WORK TO BE COMPLETED >>
Copy every line of the data in which the word "watermark" occurs.

GIVEN DATA >>
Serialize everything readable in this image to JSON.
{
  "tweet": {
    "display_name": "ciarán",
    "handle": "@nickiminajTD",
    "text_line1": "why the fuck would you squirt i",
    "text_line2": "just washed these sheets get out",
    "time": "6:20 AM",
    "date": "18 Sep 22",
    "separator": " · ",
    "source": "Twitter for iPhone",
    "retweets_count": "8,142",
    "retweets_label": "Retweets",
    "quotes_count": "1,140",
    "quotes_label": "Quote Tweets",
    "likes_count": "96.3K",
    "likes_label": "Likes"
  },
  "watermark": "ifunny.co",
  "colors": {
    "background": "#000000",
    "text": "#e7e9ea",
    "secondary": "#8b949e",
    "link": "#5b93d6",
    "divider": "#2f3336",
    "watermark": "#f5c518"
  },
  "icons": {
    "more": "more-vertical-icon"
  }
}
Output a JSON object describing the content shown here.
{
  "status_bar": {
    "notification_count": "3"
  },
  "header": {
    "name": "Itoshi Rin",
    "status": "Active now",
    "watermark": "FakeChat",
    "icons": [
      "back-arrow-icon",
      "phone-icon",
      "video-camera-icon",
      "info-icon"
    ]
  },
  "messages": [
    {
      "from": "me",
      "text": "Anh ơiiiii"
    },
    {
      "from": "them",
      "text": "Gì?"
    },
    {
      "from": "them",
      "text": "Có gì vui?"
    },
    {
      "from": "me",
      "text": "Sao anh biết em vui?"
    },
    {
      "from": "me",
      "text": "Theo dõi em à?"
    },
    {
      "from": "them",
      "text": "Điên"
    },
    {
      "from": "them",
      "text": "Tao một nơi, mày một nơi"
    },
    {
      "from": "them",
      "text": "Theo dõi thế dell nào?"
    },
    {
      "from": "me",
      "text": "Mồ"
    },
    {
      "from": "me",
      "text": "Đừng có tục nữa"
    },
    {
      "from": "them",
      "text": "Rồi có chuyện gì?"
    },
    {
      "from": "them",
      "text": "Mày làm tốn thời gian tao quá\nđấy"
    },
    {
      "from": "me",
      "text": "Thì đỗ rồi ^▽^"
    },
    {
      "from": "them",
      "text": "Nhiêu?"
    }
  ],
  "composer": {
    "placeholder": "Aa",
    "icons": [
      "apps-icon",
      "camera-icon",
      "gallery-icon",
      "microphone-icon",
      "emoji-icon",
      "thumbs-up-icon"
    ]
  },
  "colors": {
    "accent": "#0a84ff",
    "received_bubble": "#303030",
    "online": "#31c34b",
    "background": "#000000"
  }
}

RESULT >>
  "watermark": "ifunny.co",
    "watermark": "#f5c518"
    "watermark": "FakeChat",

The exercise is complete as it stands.